- Low-risk exposure groups
- Health care personnel not in close contact with a suspected or confirmed HPAI H5N1 case or who used appropriate PPE during exposure to a suspected or confirmed HPAI H5N1 case
*Note that close contact has been considered to be within 3 feet or 1 meter by infection control professionals. To define a close contact, this document uses “within about 6 feet of an ill person” to include the potential contribution of small particle droplet nuclei and large droplet transmission. (see footnote** below)
When to Discontinue Post-exposure Antiviral Chemoprophylaxis of Close Contacts of a Suspected or confirmed HPAI H5N1 case
Antiviral chemoprophylaxis of close contacts of a suspected HPAI H5N1 case may be discontinued when laboratory testing by influenza-H5-specific RT-PCR of appropriately collected respiratory specimens from the suspected HPAI H5N1 case at a state health department laboratory or at CDC has excluded infection with HPAI H5N1 virus, or absence of any illness symptoms among contacts at the end of the 7-day chemoprophylaxis and monitoring period. Similarly, post-exposure antiviral chemoprophylaxis of close contacts may be discontinued when the above conditions are met.
Symptomatic illness Among Close Contacts of a Confirmed HPAI H5N1 case

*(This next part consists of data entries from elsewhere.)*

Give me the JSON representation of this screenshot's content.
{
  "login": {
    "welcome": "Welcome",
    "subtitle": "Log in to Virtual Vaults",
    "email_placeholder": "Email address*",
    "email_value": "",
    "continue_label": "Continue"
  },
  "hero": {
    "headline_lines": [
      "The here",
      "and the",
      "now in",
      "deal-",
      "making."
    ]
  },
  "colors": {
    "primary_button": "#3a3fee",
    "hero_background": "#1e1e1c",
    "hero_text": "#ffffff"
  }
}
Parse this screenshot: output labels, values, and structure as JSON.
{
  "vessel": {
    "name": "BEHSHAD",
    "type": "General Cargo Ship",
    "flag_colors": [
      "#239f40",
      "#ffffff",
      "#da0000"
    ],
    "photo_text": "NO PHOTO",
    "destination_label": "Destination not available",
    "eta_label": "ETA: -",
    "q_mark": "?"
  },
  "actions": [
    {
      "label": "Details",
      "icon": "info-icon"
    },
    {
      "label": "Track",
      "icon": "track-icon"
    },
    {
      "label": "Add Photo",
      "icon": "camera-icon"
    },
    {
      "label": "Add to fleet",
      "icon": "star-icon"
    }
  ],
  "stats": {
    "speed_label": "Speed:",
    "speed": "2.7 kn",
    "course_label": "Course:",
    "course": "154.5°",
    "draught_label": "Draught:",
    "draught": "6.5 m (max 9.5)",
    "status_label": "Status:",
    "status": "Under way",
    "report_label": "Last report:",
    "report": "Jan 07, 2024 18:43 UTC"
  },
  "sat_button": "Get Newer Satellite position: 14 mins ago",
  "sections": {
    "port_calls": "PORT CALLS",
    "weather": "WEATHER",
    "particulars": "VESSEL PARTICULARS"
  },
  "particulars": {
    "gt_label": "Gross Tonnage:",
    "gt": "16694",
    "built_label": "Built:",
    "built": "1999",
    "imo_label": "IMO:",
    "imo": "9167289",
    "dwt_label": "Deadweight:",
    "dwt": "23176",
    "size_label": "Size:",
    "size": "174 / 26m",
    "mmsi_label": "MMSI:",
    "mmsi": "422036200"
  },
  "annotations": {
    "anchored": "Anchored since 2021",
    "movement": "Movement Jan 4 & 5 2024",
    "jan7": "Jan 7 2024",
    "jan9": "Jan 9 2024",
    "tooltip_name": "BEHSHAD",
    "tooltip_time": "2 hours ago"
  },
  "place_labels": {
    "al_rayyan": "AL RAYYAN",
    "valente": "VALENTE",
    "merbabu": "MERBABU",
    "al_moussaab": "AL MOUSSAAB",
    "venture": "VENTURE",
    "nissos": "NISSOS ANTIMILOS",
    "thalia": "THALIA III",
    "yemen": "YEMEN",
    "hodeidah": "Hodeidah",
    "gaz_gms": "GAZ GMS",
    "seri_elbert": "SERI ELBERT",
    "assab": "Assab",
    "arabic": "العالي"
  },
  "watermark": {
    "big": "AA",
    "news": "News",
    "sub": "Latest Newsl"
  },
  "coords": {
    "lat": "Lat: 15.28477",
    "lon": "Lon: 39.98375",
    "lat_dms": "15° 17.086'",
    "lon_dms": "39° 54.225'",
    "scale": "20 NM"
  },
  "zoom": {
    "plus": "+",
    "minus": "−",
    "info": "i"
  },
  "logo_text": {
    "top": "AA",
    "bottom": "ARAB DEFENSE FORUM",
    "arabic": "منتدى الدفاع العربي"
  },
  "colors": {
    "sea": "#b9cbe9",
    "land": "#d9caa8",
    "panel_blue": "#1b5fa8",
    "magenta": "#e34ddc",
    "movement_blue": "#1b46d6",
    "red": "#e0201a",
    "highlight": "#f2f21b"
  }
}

A close contact of a confirmed HPAI H5N1 case who experiences any illness signs (fever) or symptoms during the 7-day monitoring period should be isolated immediately and respiratory specimens (see Interim Guidance for Laboratory Testing of Persons with Suspected Infection with Highly Pathogenic Avian Influenza A (H5N1) Virus in the United States) should be collected for HPAI H5N1 virus testing at the state health department as soon as possible. If the patient tests positive for HPAI H5N1 virus and was taking oseltamivir post-exposure chemoprophylaxis or treatment, oseltamivir should be stopped and treatment with inhaled zanamivir (twice daily) should be started as soon as possible; the patient should be hospitalized and isolated, and recommended infection control procedures should be implemented.

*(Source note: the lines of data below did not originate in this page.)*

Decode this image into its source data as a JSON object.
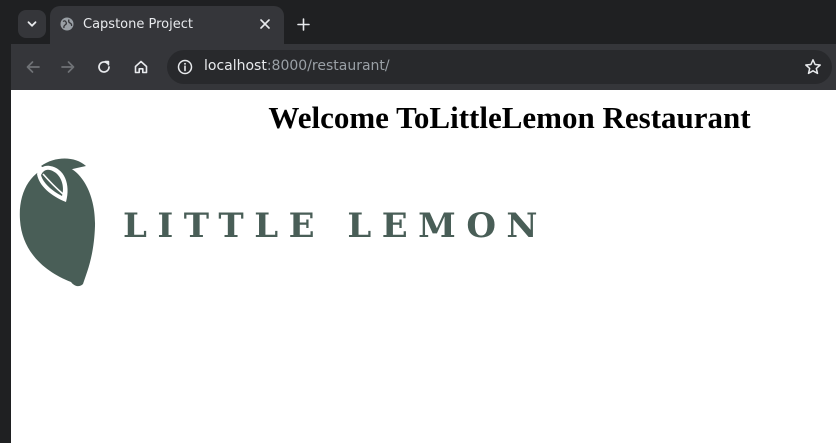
{
  "browser": {
    "tab": {
      "title": "Capstone Project"
    },
    "address_bar": {
      "host": "localhost",
      "path": ":8000/restaurant/"
    }
  },
  "page": {
    "heading": "Welcome ToLittleLemon Restaurant",
    "logo": {
      "text": "LITTLE LEMON",
      "color": "#495e57"
    }
  },
  "colors": {
    "chrome_dark": "#1f2022",
    "chrome_toolbar": "#35363a",
    "omnibox_bg": "#28292c",
    "icon_light": "#e8eaed",
    "icon_muted": "#9aa0a6"
  }
}
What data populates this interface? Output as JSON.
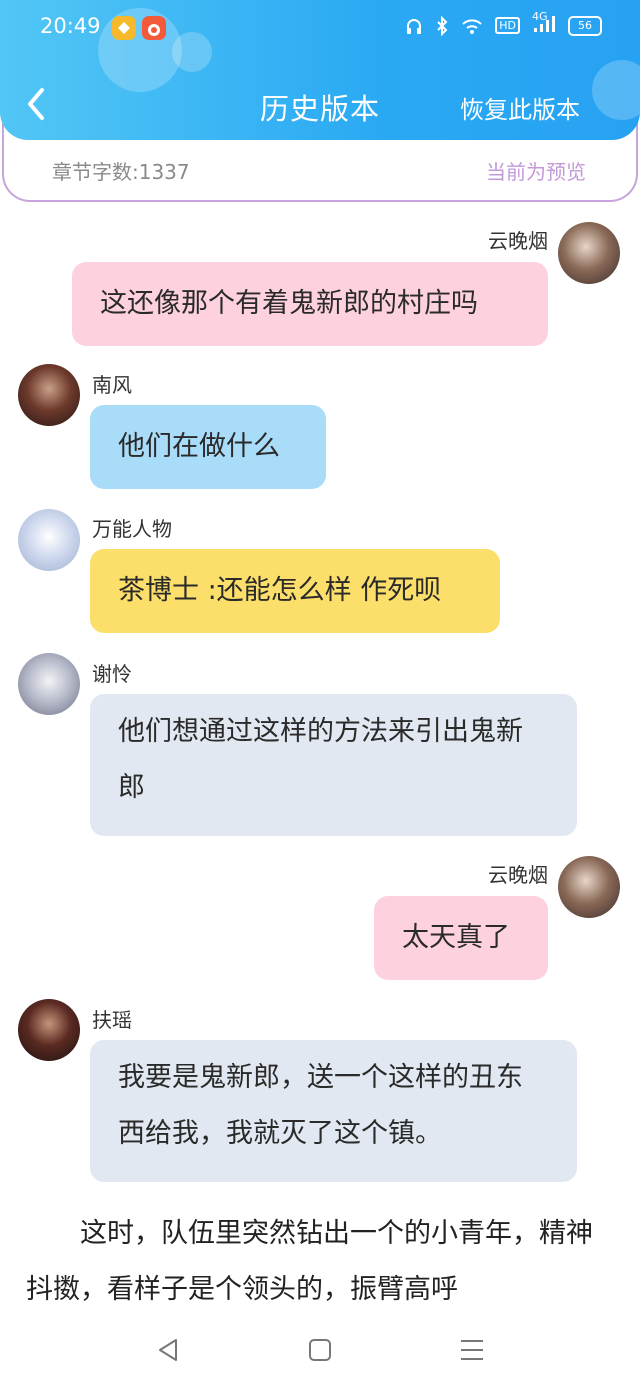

When to Contact CDC
The Influenza Division, CDC, should be contacted immediately for any positive results of HPAI H5N1 virus testing, or at any time for any questions related to specimen collection, monitoring, infection control, antiviral chemoprophylaxis or treatment, and laboratory testing. Laboratory results for human clinical specimens that test positive for HPAI H5N1 virus by influenza-H5-specific RT-PCR at a laboratory in the United States should be confirmed as soon as possible at the Influenza Division, National Center for Immunization and Respiratory Diseases, CDC, a designated WHO H5 Reference Laboratory located in Atlanta, Georgia. Before sending specimens, state and local health departments should contact the CDC Influenza Division Epidemiology and Prevention Branch at (404) 639-3747 (Monday – Friday, 8:30 AM - 5:00 PM or the on-call epidemiologist at (770) 488-7100 (all other times).
**Influenza is thought to be primarily transmitted from person-to-person via virus-laden droplets that are generated when infected persons cough or sneeze; these droplets can then settle on the mucosal surfaces of the upper respiratory tracts of susceptible persons who are near (e.g., within about 6 feet) infected persons. Three feet has often been used by infection control professionals to define close contact and is based on studies of respiratory infections; however, for practical purposes, this distance may range up to 6 feet. The World Health Organization defines close contact as "approximately 1 meter;" the U.S. Occupational Safety and Health Administration uses "within 6 feet." For consistency with these estimates, this document defines close contact as a distance of up to approximately 6 feet.